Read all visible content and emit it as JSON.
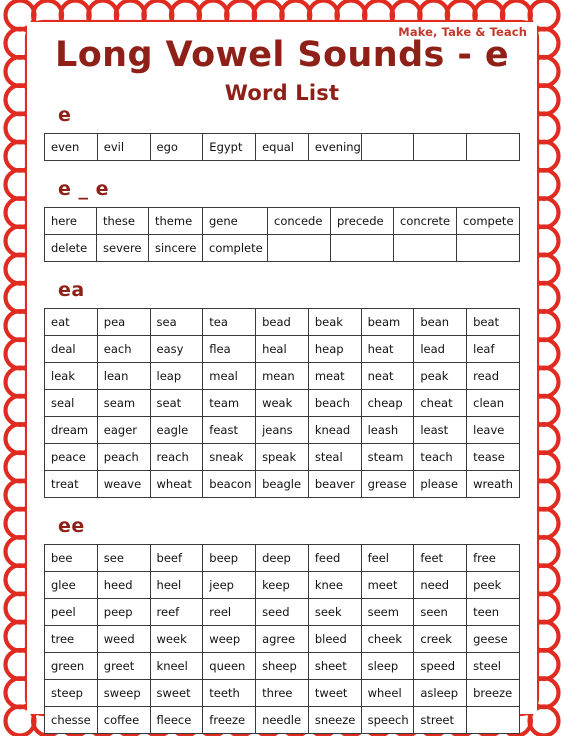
{
  "brand": "Make, Take & Teach",
  "title": "Long Vowel Sounds -  e",
  "subtitle": "Word List",
  "colors": {
    "frame_red": "#E02B21",
    "heading_red": "#8E2018",
    "brand_red": "#C0392B",
    "cell_border": "#3a3a3a",
    "page_background": "#ffffff"
  },
  "sections": [
    {
      "label": "e",
      "columns": 9,
      "rows": [
        [
          "even",
          "evil",
          "ego",
          "Egypt",
          "equal",
          "evening",
          "",
          "",
          ""
        ]
      ]
    },
    {
      "label": "e _ e",
      "columns": 8,
      "rows": [
        [
          "here",
          "these",
          "theme",
          "gene",
          "concede",
          "precede",
          "concrete",
          "compete"
        ],
        [
          "delete",
          "severe",
          "sincere",
          "complete",
          "",
          "",
          "",
          ""
        ]
      ]
    },
    {
      "label": "ea",
      "columns": 9,
      "rows": [
        [
          "eat",
          "pea",
          "sea",
          "tea",
          "bead",
          "beak",
          "beam",
          "bean",
          "beat"
        ],
        [
          "deal",
          "each",
          "easy",
          "flea",
          "heal",
          "heap",
          "heat",
          "lead",
          "leaf"
        ],
        [
          "leak",
          "lean",
          "leap",
          "meal",
          "mean",
          "meat",
          "neat",
          "peak",
          "read"
        ],
        [
          "seal",
          "seam",
          "seat",
          "team",
          "weak",
          "beach",
          "cheap",
          "cheat",
          "clean"
        ],
        [
          "dream",
          "eager",
          "eagle",
          "feast",
          "jeans",
          "knead",
          "leash",
          "least",
          "leave"
        ],
        [
          "peace",
          "peach",
          "reach",
          "sneak",
          "speak",
          "steal",
          "steam",
          "teach",
          "tease"
        ],
        [
          "treat",
          "weave",
          "wheat",
          "beacon",
          "beagle",
          "beaver",
          "grease",
          "please",
          "wreath"
        ]
      ]
    },
    {
      "label": "ee",
      "columns": 9,
      "rows": [
        [
          "bee",
          "see",
          "beef",
          "beep",
          "deep",
          "feed",
          "feel",
          "feet",
          "free"
        ],
        [
          "glee",
          "heed",
          "heel",
          "jeep",
          "keep",
          "knee",
          "meet",
          "need",
          "peek"
        ],
        [
          "peel",
          "peep",
          "reef",
          "reel",
          "seed",
          "seek",
          "seem",
          "seen",
          "teen"
        ],
        [
          "tree",
          "weed",
          "week",
          "weep",
          "agree",
          "bleed",
          "cheek",
          "creek",
          "geese"
        ],
        [
          "green",
          "greet",
          "kneel",
          "queen",
          "sheep",
          "sheet",
          "sleep",
          "speed",
          "steel"
        ],
        [
          "steep",
          "sweep",
          "sweet",
          "teeth",
          "three",
          "tweet",
          "wheel",
          "asleep",
          "breeze"
        ],
        [
          "chesse",
          "coffee",
          "fleece",
          "freeze",
          "needle",
          "sneeze",
          "speech",
          "street",
          ""
        ]
      ]
    }
  ]
}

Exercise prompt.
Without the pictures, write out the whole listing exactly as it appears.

Written answer.
Read all visible content and emit it as JSON.
{
  "brand": "Make, Take & Teach",
  "title": "Long Vowel Sounds -  e",
  "subtitle": "Word List",
  "colors": {
    "frame_red": "#E02B21",
    "heading_red": "#8E2018",
    "brand_red": "#C0392B",
    "cell_border": "#3a3a3a",
    "page_background": "#ffffff"
  },
  "sections": [
    {
      "label": "e",
      "columns": 9,
      "rows": [
        [
          "even",
          "evil",
          "ego",
          "Egypt",
          "equal",
          "evening",
          "",
          "",
          ""
        ]
      ]
    },
    {
      "label": "e _ e",
      "columns": 8,
      "rows": [
        [
          "here",
          "these",
          "theme",
          "gene",
          "concede",
          "precede",
          "concrete",
          "compete"
        ],
        [
          "delete",
          "severe",
          "sincere",
          "complete",
          "",
          "",
          "",
          ""
        ]
      ]
    },
    {
      "label": "ea",
      "columns": 9,
      "rows": [
        [
          "eat",
          "pea",
          "sea",
          "tea",
          "bead",
          "beak",
          "beam",
          "bean",
          "beat"
        ],
        [
          "deal",
          "each",
          "easy",
          "flea",
          "heal",
          "heap",
          "heat",
          "lead",
          "leaf"
        ],
        [
          "leak",
          "lean",
          "leap",
          "meal",
          "mean",
          "meat",
          "neat",
          "peak",
          "read"
        ],
        [
          "seal",
          "seam",
          "seat",
          "team",
          "weak",
          "beach",
          "cheap",
          "cheat",
          "clean"
        ],
        [
          "dream",
          "eager",
          "eagle",
          "feast",
          "jeans",
          "knead",
          "leash",
          "least",
          "leave"
        ],
        [
          "peace",
          "peach",
          "reach",
          "sneak",
          "speak",
          "steal",
          "steam",
          "teach",
          "tease"
        ],
        [
          "treat",
          "weave",
          "wheat",
          "beacon",
          "beagle",
          "beaver",
          "grease",
          "please",
          "wreath"
        ]
      ]
    },
    {
      "label": "ee",
      "columns": 9,
      "rows": [
        [
          "bee",
          "see",
          "beef",
          "beep",
          "deep",
          "feed",
          "feel",
          "feet",
          "free"
        ],
        [
          "glee",
          "heed",
          "heel",
          "jeep",
          "keep",
          "knee",
          "meet",
          "need",
          "peek"
        ],
        [
          "peel",
          "peep",
          "reef",
          "reel",
          "seed",
          "seek",
          "seem",
          "seen",
          "teen"
        ],
        [
          "tree",
          "weed",
          "week",
          "weep",
          "agree",
          "bleed",
          "cheek",
          "creek",
          "geese"
        ],
        [
          "green",
          "greet",
          "kneel",
          "queen",
          "sheep",
          "sheet",
          "sleep",
          "speed",
          "steel"
        ],
        [
          "steep",
          "sweep",
          "sweet",
          "teeth",
          "three",
          "tweet",
          "wheel",
          "asleep",
          "breeze"
        ],
        [
          "chesse",
          "coffee",
          "fleece",
          "freeze",
          "needle",
          "sneeze",
          "speech",
          "street",
          ""
        ]
      ]
    }
  ]
}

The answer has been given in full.